Media reports coming out of the recent federal NDP convention held in Quebec City this month focussed mainly on issues such as withdrawal from Afghanistan. The media never picked up some of the most controversial debates at the convention, because they were held behind closed doors.
The policy convention was my first, after being a party activist, election volunteer, campaign worker and federal candidate over several years. I had high expectations that the party membership would be able to influence party policy on several fronts, especially in areas where the party’s leaders appeared to abandon queer communities and young people since the last election.
In particular, I was concerned about the NDP stance on the age of consent. Our justice critic, Joe Comartin, had shown strong support for Bill C-22, the Stephen Harper government proposalto increase the age of consent to 16 from 14.
But party maneuvering got in the way of democracy at the convention. A committee of party insiders set all policy resolutions opposed to the age of consent increase near the bottom of the priority list, meaning none of them would be discussed. Comartin’s resolution, which implicitly supported Bill C-22, was placed near the top.
Youth and queer party members opposed the blatantly biased prioritization at a closed-door resolution panel prior to debates on the convention floor. The Ontario youth wing, the Quebec section and two riding associations wanted to discuss leaving the age of consent at 14. They won a clear majority in a vote to amend the order of resolutions. The move caught the party brass off guard, and MP Denise Savoie ran up to a microphone shortly after the vote to voice her frantic opposition.
The party establishment did not even want the issue discussed in front of the media. This convention was slick and highly managed, and the potential embarrassment of queers and youth openly speaking against the party line was too much to risk.
Particularly painful was watching NDP chief of staff and former queer activist Bob Gallagher running around the room talking to MPs and messaging on his Blackberry to get people stacked into the room to vote against us.
By the time the age of consent resolution came up, he had brought in virtually a quarter of the NDP caucus to speak at the “con” microphones. The youth wing and the lesbian, gay, bisexual, trans committee had mobilized lines of speakers at the “pro” mic.
It was quite the sight: young people themselves, many of them queer, lining up to stop a bill that purported to protect them, while mostly old straight men refuted their claims with daddy-knows-best attitudes.
One after another, delegates gave reasons why the NDP should oppose Bill C-22. Queer youth talked about the silencing effect it will have on youth sexuality. Young women spoke about how the bill will affect access to reproductive and sexual health services.
One after another, MPs refused to debate the issue. They are only accountable to voters in their ridings, they repeatedly told us. Their remarks were especially insulting to youth delegates, many of whom had taken five days out of their first week of school, taken time off work, travelled long distances and paid hundreds of dollars in fees and expenses to attend the convention. We were essentially being told that we did not have a say in party policy, we had wasted our time attending.

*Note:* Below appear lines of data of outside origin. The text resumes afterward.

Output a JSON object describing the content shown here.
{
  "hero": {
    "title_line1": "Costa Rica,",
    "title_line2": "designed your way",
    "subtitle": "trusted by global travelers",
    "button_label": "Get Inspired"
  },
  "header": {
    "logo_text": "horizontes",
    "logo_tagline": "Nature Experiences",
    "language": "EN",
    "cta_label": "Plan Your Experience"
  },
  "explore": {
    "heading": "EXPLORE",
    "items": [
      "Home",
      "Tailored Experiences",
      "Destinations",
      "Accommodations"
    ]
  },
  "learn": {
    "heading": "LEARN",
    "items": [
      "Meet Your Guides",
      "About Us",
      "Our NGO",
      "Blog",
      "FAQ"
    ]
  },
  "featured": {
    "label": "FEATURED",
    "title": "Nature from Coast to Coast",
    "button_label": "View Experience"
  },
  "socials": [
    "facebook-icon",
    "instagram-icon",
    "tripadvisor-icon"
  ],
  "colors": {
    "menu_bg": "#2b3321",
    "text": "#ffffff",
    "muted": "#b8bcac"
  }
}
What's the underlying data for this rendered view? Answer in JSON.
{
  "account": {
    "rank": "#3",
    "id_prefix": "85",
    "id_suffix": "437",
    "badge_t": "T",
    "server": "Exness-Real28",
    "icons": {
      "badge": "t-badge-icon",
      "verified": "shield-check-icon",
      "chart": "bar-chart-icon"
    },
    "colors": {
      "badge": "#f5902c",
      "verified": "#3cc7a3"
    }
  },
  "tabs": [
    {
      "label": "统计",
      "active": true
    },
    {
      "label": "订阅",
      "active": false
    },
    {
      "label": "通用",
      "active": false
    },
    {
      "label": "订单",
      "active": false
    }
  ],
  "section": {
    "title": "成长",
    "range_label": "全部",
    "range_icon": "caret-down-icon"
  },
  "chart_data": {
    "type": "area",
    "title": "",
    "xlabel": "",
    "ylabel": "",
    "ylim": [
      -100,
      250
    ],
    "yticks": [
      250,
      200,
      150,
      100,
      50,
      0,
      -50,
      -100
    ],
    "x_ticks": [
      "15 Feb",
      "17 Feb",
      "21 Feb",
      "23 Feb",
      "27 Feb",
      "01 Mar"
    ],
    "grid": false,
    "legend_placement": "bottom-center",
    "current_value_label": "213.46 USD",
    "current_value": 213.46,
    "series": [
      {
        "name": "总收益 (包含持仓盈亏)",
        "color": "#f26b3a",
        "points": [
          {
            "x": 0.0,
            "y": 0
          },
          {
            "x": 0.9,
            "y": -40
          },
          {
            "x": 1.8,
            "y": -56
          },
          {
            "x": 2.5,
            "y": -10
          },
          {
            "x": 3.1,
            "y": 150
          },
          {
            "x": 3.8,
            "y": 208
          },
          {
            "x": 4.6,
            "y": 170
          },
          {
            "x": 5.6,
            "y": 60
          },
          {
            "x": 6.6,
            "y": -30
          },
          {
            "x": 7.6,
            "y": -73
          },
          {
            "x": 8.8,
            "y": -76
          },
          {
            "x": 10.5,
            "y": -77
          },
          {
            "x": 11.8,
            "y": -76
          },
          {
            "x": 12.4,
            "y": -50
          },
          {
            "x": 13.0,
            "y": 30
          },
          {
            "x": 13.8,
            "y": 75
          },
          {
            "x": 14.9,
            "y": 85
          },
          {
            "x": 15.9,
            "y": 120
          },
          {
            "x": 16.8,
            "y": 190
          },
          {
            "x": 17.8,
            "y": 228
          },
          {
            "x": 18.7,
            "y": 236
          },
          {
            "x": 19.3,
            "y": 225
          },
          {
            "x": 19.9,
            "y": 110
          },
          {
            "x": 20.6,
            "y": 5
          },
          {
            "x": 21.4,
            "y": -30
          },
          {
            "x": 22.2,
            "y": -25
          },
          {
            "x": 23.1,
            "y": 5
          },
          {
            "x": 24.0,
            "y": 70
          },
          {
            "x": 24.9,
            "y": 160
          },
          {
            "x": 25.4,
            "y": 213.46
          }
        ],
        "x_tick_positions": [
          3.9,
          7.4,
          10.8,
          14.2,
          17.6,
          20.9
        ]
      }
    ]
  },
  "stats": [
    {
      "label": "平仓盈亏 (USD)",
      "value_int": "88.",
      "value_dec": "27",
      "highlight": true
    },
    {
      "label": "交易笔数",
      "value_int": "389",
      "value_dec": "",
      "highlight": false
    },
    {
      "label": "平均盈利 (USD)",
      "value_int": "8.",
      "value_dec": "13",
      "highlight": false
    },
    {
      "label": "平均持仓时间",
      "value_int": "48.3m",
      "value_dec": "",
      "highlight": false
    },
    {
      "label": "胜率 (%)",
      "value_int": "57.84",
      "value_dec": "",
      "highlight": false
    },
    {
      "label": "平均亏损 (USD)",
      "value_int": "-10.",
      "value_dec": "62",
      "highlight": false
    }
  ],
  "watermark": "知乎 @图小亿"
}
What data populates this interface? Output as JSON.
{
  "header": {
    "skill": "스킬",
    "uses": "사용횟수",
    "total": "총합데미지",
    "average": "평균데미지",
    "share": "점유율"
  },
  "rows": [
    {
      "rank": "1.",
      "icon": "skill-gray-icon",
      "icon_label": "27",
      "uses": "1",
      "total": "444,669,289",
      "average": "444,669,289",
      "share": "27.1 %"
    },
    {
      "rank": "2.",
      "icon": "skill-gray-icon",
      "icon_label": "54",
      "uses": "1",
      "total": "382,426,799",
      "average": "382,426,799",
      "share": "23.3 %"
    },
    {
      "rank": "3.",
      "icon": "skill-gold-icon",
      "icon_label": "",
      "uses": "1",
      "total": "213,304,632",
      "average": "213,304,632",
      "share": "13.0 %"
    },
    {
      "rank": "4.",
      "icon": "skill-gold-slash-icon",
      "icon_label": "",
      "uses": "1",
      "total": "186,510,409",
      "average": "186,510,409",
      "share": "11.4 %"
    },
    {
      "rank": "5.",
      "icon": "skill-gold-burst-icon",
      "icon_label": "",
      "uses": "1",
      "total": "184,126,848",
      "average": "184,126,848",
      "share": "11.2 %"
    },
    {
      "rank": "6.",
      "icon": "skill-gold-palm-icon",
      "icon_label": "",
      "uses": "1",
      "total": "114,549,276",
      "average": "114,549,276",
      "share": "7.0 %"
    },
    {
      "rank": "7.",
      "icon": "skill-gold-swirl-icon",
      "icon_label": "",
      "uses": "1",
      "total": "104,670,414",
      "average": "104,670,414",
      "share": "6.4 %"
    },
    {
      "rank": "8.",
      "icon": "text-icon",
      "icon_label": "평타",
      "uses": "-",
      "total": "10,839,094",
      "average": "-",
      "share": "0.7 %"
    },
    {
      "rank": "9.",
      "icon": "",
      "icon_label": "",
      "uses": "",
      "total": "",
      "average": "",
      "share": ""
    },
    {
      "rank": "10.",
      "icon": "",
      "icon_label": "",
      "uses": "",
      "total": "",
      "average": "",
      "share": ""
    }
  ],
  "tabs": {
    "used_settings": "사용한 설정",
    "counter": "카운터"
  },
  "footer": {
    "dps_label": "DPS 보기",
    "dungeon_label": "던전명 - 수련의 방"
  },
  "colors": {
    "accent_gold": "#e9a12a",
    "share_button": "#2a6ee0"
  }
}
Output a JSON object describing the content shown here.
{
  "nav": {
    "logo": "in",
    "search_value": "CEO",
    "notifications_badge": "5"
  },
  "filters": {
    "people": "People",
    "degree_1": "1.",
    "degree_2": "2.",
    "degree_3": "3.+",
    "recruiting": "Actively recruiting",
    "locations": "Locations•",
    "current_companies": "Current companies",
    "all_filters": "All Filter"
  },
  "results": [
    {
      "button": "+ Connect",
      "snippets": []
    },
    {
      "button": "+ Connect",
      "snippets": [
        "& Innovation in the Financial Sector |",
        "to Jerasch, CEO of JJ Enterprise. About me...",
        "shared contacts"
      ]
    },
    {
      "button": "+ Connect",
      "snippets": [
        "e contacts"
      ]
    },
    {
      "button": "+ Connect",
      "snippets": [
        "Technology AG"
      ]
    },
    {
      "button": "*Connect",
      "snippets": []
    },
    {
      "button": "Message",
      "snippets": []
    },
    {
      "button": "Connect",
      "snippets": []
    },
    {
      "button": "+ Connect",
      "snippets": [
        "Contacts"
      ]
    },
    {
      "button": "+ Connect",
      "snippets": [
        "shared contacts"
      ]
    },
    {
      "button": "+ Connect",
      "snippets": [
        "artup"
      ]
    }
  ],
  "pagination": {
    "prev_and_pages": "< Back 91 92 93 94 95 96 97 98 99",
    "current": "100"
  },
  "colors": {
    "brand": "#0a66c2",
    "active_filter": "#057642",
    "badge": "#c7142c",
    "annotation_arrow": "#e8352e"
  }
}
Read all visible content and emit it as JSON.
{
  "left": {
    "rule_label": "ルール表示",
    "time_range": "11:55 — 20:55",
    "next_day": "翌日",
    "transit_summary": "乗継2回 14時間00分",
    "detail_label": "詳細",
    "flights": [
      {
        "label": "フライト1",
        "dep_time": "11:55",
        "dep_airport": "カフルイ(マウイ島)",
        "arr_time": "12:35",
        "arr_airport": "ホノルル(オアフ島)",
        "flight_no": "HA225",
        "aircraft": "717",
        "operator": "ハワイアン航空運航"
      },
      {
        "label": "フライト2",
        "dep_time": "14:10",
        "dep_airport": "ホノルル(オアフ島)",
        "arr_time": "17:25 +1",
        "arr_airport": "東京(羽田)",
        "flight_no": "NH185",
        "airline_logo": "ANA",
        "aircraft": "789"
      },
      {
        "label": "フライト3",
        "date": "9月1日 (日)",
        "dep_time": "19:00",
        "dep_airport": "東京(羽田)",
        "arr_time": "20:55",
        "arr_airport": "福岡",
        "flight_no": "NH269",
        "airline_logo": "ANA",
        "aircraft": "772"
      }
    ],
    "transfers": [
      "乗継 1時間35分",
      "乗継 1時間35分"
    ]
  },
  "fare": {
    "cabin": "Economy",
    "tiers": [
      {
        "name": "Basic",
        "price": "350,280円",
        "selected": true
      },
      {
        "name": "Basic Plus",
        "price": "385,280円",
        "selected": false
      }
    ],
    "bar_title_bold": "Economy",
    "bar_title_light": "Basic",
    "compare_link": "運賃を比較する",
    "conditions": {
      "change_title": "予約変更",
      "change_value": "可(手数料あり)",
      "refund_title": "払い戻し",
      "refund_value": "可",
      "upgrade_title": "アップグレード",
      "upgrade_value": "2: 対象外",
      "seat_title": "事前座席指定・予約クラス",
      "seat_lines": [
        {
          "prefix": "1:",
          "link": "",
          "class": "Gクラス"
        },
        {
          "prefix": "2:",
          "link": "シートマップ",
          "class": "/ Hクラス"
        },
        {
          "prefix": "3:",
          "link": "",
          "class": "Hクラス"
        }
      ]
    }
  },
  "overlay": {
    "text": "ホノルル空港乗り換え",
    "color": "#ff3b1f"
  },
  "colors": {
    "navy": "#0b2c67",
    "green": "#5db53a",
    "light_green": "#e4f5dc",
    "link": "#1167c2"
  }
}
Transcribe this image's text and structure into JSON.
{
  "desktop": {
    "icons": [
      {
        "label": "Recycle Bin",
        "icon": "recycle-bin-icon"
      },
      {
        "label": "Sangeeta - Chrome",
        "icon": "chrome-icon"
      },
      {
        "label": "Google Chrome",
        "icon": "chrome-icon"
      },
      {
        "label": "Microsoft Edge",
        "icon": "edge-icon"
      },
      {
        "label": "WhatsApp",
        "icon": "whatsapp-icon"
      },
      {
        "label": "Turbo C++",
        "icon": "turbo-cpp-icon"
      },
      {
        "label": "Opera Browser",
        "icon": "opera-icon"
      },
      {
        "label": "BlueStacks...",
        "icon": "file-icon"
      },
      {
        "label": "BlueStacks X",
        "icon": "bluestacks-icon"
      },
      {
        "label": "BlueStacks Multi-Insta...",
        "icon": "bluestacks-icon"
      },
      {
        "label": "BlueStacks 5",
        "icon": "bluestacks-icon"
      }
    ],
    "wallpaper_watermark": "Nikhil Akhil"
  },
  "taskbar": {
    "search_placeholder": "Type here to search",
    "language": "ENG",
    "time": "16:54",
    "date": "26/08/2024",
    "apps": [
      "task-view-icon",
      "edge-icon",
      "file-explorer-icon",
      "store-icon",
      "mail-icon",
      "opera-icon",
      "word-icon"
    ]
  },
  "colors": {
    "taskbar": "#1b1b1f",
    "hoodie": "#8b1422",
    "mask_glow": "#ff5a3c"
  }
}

At one point, Comartin approached the chair of the meeting. Then the chair allowed two more speakers, the second of which just happened to be MP Jean Crowder, who was rushed up to the microphone to make a motion to table the resolution. Tabling a resolution essentially places it at the bottom of the priority list, thereby ensuring that it will never be debated on the convention floor.
Crowder’s motion went to an immediate vote, which was close enough that a second standing vote was necessary. Whenever such votes are held, the rules stipulate that doors must be “tiled” to prevent anyone from entering the room to affect the result. Despite this rule, large numbers of people were ushered into the room to vote against the resolution, even as they went onto the second vote. Delegates ran up to microphones to call points of order on the blatant subversion of democracy, but the chair overruled.
Although supporters such as Libby Davies and Svend Robinson voted on our side, the motion passed by a slim majority and the resolution was effectively eliminated from debate. Many youth delegates and others who had seen what transpired began booing and crying out “shame” as about half of the delegates began pouring out of the room.
Comartin later admitted to, and tried to justify, the party organizing against us. He accused “the gay, lesbian, transgendered group and the youth, organized by their leadership” of “taking over” the panel. The vast gay conspiracy again!
After the way queers and youth were silenced at this convention, I have lost much of my faith in the NDP as a party that is willing to put principles and rational policy ahead of shortsighted electioneering.
The NDP and other political parties are more than happy to engage youth as young as 14 if they want to buy a membership, volunteer for a campaign or be used as props for a public event. But no one seems to think that these same young people should be genuinely consulted about legislation that affects them.
Similarly, the NDP has capitalized on its slightly superior track record on issues such as same-sex marriage in order to present itself as the only party to truly support queer equality. At the same time, party apparatchiks are shamelessly working against the interests of queer party activists.
It’s time for the lip service to end, and for all political parties to view queers and youth, and queer youth especially, as more than just tokens.